For Thierno Cisse, Ruth P. Eason School is a different world.
The high school principal from West Africa had never set foot inside a school for special needs students until last week when he came to Eason as part of a teacher exchange program.
Now he is learning about a different kind of education, where success is sometimes measured in shoes being tied and colors recognized.
Mr. Cisse heads Lycee Mixte Maurice delafosse, a high school in Dakar, Senegal, with 3,000 students.
He is at the Millersville school as part of a six-week Fulbright Teacher's Exchange Program that he and Eason Principal Jack R. Malloy are participating in. The program exposes participants to the culture and educational system of another country.
At Eason, one-tenth the size of his own school, Mr. Cisse is getting his first glimpse of what life for special needs children is like.
"Terry, Terry. Come here. Tie up your shoes," Mr. Cisse told Terry Jones, 12, who spun around as he ran back to his seat to look at the tall imposing figure.
After Mr. Malloy finished tying Terry's gym shoes, Mr. Cisse asked him, "Why can't he do that?"
Mr. Malloy explained that tying a shoe can be a big challenge for children with special needs who have problems with hand-eye coordination.
Though there are schools in Dakar for deaf and blind students, there are few schools for children with other disabilities. They often wind up wandering the streets of Dakar, begging for money, Mr. Cisse said.
When he travels to Senegal, Mr. Malloy said, he expects to be surprised by classes with 50 or more students who are all well-behaved.
"I don't expect to see children like I have in school at all over there," said Mr. Malloy, who will visit Mr. Cisse in April.
Mr. Malloy doesn't speak French, the language of Senegal, but said he has been studying hard since he met his colleague.
Mr. Cisse arrived here Feb. 4 after a 12-hour flight from Dakar and is staying with the Malloys at their Pasadena home. The two men have much in common: Both are 54, married, have children and been principals for at least a decade.
The visiting principal has a lot to cram into six weeks.
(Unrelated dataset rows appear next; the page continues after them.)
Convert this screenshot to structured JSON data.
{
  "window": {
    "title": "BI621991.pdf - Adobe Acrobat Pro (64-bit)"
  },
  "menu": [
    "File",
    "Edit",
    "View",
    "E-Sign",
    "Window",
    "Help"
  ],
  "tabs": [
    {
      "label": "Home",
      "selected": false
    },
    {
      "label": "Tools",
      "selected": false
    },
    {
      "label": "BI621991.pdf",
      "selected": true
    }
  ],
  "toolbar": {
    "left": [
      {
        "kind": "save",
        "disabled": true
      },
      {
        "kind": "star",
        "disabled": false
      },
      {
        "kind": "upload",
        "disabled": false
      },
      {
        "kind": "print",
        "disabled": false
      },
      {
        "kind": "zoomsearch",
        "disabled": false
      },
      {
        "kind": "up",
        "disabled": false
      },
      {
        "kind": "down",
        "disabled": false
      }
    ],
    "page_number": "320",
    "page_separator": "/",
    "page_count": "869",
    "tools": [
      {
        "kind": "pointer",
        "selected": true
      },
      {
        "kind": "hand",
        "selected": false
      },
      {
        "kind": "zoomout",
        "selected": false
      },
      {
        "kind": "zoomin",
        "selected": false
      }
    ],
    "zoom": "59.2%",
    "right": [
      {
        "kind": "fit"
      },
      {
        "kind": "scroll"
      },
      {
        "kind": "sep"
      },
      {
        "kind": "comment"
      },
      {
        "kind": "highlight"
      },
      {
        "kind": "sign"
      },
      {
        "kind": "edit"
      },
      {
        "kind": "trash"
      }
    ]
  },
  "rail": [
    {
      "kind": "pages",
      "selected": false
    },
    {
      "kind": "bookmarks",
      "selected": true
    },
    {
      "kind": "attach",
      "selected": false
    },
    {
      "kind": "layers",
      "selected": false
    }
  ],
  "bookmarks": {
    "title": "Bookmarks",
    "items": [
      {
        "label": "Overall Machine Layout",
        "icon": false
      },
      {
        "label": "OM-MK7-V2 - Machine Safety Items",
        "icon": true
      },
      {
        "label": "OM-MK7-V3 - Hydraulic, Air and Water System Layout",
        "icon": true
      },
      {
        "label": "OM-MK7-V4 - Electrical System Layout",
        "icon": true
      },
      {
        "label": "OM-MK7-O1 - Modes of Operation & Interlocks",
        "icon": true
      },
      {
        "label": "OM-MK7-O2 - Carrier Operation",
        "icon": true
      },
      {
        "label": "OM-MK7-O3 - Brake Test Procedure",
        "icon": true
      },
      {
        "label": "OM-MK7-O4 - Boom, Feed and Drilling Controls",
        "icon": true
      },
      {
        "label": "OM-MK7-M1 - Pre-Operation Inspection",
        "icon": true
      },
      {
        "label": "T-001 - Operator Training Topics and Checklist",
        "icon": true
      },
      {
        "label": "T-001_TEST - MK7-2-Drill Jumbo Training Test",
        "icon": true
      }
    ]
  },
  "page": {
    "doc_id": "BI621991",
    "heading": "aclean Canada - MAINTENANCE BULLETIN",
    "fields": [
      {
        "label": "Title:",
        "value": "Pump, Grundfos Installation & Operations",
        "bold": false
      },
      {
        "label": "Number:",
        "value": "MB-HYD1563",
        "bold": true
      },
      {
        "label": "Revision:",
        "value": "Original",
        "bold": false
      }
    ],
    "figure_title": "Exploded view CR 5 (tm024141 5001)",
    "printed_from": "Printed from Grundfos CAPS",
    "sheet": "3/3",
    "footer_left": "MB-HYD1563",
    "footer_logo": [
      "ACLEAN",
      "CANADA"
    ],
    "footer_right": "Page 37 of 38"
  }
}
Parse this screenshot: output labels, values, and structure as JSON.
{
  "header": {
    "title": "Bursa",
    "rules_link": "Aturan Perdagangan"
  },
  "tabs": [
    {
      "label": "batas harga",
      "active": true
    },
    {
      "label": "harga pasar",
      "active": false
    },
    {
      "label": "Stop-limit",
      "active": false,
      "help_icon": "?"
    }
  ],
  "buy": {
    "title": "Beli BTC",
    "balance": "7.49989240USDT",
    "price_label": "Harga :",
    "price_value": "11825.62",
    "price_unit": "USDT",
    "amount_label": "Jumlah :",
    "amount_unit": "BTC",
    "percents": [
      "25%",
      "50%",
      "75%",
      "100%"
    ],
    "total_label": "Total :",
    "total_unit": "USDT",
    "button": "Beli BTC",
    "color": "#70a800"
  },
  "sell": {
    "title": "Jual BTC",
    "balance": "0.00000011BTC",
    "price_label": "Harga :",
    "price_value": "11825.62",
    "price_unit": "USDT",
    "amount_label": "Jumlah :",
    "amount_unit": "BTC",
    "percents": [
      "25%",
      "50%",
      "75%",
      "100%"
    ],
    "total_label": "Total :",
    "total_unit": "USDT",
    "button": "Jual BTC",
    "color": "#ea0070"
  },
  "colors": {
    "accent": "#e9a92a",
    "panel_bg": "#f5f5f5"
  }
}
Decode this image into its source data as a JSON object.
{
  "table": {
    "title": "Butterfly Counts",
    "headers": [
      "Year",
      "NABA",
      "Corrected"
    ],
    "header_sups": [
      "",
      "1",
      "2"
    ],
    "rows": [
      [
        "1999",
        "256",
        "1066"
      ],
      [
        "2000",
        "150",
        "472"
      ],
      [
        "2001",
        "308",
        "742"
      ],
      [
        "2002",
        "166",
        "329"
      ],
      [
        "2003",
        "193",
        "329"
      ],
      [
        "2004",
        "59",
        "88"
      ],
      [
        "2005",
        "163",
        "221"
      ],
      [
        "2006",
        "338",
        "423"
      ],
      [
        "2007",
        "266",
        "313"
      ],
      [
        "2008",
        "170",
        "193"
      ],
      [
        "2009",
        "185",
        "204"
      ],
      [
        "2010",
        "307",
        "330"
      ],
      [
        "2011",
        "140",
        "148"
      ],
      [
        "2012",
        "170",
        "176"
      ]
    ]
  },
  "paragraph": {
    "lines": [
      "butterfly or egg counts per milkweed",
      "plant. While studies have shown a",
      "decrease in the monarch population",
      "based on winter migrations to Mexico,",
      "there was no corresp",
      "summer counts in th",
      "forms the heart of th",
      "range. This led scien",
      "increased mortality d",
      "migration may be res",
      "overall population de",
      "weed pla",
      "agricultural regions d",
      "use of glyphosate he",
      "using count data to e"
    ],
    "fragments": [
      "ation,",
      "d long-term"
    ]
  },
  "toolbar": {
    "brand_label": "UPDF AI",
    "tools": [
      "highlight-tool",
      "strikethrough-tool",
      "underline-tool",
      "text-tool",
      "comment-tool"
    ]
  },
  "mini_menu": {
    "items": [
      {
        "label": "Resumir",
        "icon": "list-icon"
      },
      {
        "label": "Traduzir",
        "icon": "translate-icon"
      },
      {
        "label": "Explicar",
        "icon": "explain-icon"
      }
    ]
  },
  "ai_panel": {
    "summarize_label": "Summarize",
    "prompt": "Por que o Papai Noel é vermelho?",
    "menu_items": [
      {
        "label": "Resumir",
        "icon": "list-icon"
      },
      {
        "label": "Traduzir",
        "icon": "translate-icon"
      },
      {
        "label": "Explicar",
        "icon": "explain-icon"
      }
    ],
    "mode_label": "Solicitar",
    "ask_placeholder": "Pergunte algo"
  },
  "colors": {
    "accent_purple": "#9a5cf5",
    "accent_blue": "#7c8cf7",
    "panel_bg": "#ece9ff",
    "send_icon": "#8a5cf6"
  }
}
His schedule is full of appointments to visit private and public schools and some colleges. Glen Burnie High School wants Mr. Cisse to visit its French class.
Mr. Cisse has already eaten his first Maryland crab cake at a tavern in Federal Hill. He has taken in the sights of Baltimore's Inner Harbor and visited the Naval Academy in Annapolis.
The only thing he has passed on is the "chicken," a dance Ruth P. Eason students did at a school dance Friday. Mention of it makes him laugh and shake his head.
The children at Ruth P. Eason have taken to Mr. Cisse. They run up to hug him or reach out and grab his hands from their wheelchairs when he walks the halls, visits their classrooms or goes to the cafeteria. Mr. Cisse remembers the names of the children he has met.
One of the things that has perplexed Mr. Cisse about American schools is what he considers a small number of boys in classes.
At his school in Dakar, boys outnumber girls more than two to one because the girls sometimes must stay home to help out or they marry early, Mr. Cisse said.
A few years ago, Mr. Cisse started teaching himself English by reading and by watching television, which depicts American schools as violent. Through his visits, Mr. Cisse said he hopes to learn if that image meshes with reality.
Already he has watched students learn words using computers and seen staff members use faxes and copy machines, equipment rarely found in Senegal classrooms.
Mr. Cisse is keeping a journal of his American experiences to write a report when he returns home.